● **WHAT THIS TASK INVOLVES**
Tally up the lines below that include the word "icon". Answer with the number alone.

● **EXERCISE MATERIAL**
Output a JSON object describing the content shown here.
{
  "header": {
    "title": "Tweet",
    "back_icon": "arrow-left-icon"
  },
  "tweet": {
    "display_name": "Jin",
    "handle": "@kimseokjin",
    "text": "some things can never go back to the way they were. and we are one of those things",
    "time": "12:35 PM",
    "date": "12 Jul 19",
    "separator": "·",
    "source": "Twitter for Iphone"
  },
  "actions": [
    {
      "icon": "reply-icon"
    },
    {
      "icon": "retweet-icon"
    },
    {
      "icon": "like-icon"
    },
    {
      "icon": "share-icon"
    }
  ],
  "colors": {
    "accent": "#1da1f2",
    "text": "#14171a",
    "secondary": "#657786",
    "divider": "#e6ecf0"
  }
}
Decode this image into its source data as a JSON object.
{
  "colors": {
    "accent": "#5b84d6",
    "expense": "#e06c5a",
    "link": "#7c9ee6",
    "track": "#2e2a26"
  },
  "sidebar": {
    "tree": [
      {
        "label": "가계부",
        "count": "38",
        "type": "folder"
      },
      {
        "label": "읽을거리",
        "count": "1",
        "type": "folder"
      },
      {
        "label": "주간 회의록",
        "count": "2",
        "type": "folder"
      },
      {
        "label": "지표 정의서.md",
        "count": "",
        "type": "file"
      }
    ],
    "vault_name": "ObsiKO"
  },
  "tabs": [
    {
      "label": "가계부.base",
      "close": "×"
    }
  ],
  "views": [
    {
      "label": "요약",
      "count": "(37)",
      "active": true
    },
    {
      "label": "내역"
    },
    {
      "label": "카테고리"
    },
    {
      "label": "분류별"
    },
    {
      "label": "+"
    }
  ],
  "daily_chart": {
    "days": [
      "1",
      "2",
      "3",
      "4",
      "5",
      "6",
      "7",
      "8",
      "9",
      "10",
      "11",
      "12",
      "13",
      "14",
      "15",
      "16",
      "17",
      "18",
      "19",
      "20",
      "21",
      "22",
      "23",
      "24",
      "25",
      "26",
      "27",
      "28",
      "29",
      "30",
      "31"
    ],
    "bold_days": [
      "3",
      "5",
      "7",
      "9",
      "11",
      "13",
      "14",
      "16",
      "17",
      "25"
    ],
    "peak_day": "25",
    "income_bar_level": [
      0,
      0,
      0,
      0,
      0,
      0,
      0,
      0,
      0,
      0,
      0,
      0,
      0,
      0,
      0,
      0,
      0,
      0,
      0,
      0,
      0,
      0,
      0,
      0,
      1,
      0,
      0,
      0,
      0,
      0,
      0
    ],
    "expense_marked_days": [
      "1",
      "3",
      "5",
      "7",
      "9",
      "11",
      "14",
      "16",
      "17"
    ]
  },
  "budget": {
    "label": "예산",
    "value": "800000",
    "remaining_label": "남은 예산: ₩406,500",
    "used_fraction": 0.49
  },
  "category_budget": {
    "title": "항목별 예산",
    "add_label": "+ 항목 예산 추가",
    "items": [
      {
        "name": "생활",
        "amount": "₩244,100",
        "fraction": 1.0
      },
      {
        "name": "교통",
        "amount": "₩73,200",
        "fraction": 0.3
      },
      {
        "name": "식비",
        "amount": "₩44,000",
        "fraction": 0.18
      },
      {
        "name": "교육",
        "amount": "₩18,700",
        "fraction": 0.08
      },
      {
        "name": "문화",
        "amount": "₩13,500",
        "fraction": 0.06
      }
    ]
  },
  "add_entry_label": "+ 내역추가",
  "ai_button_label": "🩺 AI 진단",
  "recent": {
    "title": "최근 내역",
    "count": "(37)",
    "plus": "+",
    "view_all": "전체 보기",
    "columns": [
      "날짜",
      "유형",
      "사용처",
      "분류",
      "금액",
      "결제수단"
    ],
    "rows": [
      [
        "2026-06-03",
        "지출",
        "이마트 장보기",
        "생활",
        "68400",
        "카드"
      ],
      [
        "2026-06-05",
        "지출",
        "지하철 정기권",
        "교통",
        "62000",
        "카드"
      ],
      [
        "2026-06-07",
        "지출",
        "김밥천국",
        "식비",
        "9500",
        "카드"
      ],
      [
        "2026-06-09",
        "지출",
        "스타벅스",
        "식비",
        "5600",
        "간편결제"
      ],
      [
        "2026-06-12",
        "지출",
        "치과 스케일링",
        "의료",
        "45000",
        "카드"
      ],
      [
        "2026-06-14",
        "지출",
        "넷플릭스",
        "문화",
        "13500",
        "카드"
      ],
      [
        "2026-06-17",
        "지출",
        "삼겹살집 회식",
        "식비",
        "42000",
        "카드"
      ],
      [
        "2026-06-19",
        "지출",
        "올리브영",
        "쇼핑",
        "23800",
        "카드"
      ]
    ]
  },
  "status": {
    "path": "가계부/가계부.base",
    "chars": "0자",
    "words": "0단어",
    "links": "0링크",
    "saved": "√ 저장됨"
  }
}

● **TASK ANSWER**
5